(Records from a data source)
□ □ □ □ □

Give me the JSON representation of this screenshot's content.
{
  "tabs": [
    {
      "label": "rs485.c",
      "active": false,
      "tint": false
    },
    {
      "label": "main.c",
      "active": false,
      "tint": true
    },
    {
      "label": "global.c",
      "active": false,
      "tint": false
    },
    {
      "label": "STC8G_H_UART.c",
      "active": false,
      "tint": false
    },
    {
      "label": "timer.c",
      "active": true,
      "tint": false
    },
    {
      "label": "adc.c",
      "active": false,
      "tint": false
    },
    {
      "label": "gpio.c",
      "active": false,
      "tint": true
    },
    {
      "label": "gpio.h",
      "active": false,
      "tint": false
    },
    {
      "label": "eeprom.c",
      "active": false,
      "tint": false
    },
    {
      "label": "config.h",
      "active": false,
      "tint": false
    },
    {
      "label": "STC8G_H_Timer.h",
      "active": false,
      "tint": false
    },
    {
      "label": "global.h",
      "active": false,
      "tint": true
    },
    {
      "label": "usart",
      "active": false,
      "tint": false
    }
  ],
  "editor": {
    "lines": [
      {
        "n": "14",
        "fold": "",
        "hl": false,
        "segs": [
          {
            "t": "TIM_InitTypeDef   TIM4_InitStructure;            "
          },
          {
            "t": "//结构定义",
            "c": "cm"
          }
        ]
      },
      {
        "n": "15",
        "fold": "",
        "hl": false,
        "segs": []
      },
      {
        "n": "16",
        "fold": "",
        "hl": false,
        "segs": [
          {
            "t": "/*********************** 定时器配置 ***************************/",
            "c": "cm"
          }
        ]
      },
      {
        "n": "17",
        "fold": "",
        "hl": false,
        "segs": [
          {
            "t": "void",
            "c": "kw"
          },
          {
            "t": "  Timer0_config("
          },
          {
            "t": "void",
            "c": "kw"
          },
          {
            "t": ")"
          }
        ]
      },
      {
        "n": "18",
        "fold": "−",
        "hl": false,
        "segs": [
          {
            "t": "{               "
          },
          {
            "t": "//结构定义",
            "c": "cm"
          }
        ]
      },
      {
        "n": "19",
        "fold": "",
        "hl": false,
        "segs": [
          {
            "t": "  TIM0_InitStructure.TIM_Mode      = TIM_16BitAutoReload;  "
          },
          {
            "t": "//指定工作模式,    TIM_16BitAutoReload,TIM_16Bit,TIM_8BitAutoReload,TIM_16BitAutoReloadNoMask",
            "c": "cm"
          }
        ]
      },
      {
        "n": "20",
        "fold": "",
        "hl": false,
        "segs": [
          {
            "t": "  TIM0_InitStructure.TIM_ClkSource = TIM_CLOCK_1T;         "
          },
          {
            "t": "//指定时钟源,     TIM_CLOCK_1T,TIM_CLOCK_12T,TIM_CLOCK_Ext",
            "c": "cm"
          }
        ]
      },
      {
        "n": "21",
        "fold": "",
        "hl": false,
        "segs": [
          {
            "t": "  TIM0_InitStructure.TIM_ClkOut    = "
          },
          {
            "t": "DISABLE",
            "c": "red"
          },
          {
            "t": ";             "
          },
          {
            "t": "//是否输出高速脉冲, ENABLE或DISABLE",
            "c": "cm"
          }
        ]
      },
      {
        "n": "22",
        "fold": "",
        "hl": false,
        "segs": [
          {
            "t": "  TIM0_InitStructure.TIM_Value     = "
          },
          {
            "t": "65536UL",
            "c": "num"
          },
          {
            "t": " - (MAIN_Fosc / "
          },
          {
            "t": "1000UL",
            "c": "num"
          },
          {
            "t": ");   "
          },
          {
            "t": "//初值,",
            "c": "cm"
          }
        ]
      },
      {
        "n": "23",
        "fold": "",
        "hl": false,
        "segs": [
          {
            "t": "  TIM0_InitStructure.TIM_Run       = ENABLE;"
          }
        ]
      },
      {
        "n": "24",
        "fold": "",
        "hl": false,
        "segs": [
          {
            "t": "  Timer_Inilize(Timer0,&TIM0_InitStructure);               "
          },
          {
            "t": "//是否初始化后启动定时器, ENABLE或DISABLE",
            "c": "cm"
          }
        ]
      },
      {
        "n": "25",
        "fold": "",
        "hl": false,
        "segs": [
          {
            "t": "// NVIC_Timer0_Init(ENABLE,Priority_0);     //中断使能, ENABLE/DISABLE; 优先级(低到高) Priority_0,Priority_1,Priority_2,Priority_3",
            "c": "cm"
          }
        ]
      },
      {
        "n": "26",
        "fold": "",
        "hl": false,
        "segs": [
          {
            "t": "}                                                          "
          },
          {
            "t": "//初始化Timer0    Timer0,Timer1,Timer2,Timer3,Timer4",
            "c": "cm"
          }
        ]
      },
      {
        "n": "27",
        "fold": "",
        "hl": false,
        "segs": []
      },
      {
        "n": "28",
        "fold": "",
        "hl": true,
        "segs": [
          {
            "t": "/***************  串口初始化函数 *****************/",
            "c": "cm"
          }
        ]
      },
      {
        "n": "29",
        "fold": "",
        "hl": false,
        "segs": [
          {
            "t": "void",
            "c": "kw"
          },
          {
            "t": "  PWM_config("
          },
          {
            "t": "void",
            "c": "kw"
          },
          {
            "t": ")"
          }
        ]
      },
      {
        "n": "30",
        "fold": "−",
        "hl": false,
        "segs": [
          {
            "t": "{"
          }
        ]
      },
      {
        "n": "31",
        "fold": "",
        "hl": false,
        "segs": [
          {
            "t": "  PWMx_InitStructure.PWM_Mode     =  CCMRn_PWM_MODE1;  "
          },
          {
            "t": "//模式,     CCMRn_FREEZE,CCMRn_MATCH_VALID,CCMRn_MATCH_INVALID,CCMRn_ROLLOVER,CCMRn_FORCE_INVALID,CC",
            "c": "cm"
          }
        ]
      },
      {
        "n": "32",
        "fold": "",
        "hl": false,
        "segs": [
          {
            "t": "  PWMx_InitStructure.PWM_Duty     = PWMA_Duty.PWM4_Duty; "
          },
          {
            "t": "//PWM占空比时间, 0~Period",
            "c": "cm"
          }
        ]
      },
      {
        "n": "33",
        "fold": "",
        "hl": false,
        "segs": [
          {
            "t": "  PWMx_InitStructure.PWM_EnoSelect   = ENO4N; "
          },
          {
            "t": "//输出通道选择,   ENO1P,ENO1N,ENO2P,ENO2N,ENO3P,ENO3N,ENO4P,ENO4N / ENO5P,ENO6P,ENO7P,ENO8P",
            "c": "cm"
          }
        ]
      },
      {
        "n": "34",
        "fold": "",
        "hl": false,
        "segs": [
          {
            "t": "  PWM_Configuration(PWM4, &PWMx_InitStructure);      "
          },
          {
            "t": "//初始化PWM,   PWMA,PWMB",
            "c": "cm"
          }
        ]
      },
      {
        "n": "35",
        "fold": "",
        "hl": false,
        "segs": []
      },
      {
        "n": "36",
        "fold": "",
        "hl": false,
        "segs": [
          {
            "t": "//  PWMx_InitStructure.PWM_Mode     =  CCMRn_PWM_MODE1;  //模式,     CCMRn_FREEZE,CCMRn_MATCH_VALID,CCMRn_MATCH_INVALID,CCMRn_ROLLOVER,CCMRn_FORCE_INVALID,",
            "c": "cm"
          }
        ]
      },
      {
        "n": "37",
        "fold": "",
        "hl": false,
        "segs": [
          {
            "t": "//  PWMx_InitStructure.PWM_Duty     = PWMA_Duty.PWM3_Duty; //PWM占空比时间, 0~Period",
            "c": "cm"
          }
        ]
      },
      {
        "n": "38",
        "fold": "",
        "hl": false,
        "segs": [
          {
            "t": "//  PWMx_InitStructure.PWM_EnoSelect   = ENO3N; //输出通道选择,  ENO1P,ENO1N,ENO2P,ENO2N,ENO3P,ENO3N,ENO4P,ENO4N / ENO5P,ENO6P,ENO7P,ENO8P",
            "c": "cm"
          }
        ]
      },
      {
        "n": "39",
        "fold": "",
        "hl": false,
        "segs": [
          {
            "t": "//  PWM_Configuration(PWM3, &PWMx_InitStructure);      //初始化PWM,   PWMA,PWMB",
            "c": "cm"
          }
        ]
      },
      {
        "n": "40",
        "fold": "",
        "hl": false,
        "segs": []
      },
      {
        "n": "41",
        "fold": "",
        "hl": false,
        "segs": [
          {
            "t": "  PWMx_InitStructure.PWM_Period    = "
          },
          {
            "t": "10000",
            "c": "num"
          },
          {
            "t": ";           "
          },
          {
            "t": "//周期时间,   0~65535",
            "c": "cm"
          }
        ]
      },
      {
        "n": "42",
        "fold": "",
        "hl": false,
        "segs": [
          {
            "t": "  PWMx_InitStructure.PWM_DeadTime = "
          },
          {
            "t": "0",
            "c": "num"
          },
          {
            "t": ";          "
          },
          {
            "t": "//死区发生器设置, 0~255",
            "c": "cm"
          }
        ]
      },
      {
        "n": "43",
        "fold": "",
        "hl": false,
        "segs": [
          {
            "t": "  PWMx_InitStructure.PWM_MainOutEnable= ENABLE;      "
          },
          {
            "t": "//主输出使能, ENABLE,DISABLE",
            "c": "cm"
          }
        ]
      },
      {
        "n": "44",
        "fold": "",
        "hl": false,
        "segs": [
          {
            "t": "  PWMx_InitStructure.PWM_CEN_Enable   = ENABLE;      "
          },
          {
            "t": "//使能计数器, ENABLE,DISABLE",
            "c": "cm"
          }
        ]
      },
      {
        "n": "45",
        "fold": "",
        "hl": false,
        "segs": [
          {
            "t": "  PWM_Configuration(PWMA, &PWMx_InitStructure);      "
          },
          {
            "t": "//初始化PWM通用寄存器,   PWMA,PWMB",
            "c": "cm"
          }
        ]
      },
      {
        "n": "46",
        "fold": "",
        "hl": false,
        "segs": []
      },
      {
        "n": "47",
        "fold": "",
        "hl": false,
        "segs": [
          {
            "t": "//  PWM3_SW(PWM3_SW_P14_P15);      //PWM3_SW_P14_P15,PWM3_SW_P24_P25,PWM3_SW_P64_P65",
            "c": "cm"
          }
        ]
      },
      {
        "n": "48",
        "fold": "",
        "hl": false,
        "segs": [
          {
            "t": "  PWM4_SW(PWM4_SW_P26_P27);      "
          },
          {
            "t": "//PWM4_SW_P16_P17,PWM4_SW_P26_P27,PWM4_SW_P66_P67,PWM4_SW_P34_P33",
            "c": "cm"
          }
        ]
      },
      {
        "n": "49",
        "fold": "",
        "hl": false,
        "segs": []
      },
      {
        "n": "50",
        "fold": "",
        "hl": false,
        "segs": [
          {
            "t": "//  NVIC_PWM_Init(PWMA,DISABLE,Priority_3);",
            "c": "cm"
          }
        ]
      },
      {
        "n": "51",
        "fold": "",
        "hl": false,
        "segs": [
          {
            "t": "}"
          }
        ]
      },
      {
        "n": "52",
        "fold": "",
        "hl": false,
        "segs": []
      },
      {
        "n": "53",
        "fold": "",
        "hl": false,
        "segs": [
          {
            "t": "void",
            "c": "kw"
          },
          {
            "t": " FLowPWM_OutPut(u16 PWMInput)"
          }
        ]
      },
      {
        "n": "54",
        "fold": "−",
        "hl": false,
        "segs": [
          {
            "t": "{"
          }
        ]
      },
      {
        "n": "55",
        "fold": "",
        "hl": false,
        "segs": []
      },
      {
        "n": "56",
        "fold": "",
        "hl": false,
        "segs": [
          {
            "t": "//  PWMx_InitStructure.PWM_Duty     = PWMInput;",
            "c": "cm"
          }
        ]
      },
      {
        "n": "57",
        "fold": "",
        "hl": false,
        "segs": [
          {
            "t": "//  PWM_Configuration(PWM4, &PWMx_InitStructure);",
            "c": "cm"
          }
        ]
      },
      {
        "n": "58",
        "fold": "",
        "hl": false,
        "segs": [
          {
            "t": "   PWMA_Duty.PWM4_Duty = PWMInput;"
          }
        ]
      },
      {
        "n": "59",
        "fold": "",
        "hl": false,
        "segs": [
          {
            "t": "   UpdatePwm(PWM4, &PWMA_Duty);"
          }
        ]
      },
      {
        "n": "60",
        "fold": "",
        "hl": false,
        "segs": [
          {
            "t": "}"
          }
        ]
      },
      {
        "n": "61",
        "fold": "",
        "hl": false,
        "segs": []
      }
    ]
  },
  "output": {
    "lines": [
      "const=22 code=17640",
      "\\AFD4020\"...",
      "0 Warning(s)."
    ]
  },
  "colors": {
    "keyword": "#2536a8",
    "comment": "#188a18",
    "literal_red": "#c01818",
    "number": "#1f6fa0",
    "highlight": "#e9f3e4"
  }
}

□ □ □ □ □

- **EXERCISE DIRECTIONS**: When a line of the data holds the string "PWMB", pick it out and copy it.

- **RESPONSE TO THE TASK**:
            "t": "//初始化PWM,   PWMA,PWMB",
            "t": "//  PWM_Configuration(PWM3, &PWMx_InitStructure);      //初始化PWM,   PWMA,PWMB",
            "t": "//初始化PWM通用寄存器,   PWMA,PWMB",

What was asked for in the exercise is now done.